### TASK TO CARRY OUT
The answer is a single number: the count of lines below in which the word "public" appears.

(Website and app data records)

....

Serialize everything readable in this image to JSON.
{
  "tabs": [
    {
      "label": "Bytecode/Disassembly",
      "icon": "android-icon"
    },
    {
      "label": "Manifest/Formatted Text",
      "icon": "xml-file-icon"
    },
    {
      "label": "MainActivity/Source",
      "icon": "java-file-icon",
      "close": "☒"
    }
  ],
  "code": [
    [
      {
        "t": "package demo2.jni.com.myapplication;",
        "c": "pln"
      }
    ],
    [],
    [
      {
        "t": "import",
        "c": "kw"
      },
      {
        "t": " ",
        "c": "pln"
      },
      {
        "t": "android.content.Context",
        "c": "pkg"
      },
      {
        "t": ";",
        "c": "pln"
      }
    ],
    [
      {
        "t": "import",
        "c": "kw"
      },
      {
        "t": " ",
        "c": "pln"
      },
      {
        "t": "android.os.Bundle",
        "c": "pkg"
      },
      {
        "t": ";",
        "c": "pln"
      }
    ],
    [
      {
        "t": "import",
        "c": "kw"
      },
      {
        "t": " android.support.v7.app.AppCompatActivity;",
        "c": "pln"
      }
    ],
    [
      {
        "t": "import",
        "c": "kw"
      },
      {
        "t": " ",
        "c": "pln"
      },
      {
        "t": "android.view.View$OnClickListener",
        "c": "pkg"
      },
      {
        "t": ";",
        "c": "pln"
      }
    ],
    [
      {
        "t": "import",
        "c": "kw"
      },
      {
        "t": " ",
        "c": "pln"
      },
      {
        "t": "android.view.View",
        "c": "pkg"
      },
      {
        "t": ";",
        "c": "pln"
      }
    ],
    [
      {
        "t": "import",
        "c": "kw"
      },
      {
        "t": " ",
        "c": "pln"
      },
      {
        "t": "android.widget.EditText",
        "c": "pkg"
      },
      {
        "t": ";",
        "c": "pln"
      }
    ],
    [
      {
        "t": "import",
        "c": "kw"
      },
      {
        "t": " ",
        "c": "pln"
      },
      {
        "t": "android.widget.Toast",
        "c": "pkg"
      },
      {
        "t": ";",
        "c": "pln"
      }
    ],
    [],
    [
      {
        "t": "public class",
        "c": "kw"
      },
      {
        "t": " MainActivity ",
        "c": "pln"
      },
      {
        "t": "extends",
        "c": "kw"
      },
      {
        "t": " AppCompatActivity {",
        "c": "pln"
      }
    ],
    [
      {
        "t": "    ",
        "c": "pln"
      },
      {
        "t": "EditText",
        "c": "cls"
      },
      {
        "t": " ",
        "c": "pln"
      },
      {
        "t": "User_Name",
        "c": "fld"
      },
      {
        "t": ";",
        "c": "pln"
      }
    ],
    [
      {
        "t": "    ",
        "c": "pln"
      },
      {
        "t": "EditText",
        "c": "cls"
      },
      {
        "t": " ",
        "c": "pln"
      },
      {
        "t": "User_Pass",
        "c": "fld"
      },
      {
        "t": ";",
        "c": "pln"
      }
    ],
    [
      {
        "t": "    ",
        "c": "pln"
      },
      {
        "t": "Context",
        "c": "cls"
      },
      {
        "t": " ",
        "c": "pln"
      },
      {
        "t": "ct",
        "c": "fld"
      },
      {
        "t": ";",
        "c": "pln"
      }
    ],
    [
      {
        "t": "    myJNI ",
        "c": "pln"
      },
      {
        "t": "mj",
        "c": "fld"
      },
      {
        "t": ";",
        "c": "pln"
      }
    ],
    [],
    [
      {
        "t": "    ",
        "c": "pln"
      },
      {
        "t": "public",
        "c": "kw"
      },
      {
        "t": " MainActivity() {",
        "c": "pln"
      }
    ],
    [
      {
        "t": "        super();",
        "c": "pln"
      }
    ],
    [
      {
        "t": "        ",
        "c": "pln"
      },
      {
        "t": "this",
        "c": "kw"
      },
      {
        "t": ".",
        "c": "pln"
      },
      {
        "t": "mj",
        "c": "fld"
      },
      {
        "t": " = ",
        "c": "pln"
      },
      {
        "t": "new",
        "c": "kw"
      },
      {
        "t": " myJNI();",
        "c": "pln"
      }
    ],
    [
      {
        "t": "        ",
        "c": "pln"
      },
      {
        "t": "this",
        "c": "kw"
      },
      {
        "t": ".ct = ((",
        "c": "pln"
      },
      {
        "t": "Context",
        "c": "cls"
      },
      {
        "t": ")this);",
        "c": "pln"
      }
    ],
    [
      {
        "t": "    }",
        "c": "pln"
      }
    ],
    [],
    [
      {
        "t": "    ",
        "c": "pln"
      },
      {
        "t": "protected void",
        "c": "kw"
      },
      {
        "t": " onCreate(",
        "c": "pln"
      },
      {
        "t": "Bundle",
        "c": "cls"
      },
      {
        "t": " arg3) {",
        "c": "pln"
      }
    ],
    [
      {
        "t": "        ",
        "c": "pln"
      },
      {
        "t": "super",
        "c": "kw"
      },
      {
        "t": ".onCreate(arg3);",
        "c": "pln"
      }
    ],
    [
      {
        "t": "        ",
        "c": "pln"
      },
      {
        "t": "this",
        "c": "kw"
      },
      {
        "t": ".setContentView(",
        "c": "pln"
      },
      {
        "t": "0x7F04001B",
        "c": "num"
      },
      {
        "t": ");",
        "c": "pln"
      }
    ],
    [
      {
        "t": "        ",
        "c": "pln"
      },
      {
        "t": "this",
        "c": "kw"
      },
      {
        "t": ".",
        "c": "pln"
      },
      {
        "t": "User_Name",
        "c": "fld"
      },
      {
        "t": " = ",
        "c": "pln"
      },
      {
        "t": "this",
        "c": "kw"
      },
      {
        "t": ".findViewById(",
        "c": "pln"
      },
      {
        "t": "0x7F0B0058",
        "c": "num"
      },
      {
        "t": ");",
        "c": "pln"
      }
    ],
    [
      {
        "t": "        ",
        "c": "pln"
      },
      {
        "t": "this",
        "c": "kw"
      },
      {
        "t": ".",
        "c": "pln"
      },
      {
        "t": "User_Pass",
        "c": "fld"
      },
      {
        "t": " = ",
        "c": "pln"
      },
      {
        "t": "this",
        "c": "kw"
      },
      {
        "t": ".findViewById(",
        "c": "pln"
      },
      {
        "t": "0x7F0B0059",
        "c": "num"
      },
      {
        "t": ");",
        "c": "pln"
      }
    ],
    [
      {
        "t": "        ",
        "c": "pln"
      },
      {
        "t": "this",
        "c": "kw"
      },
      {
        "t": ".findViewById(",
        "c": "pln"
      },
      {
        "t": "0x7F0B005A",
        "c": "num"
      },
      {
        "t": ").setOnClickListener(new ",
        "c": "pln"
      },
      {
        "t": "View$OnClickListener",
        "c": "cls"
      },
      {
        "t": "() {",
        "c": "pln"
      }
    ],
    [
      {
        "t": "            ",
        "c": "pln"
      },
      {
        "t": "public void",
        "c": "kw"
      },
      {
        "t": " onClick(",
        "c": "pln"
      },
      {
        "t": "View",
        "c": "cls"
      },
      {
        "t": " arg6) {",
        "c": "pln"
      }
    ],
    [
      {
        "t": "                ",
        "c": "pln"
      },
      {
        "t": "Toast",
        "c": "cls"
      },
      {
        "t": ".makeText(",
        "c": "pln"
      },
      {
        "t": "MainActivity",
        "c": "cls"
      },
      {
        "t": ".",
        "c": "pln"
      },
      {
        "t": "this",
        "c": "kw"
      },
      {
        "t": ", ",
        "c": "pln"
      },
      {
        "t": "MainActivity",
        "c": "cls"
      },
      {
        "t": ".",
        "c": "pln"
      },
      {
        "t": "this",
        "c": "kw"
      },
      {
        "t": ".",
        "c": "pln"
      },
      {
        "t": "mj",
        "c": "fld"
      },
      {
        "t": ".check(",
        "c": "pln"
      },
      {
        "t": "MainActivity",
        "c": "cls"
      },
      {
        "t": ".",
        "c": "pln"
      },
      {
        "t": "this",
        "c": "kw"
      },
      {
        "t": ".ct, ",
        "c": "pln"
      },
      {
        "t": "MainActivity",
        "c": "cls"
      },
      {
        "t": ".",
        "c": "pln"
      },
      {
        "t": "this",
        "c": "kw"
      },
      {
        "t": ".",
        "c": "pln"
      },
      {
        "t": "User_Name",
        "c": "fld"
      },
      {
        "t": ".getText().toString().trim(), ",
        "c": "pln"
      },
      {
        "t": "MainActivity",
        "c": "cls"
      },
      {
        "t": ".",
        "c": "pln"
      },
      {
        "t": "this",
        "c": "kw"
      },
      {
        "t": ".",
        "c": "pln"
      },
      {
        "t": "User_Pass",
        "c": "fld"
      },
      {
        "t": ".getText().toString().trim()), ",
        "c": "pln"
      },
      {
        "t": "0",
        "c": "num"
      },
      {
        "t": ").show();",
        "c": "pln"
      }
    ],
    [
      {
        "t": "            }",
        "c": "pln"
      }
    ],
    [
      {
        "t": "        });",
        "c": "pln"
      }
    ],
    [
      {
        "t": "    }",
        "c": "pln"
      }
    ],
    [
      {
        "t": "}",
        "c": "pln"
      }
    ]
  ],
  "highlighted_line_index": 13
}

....

### RESPONSE TO THIS TASK
3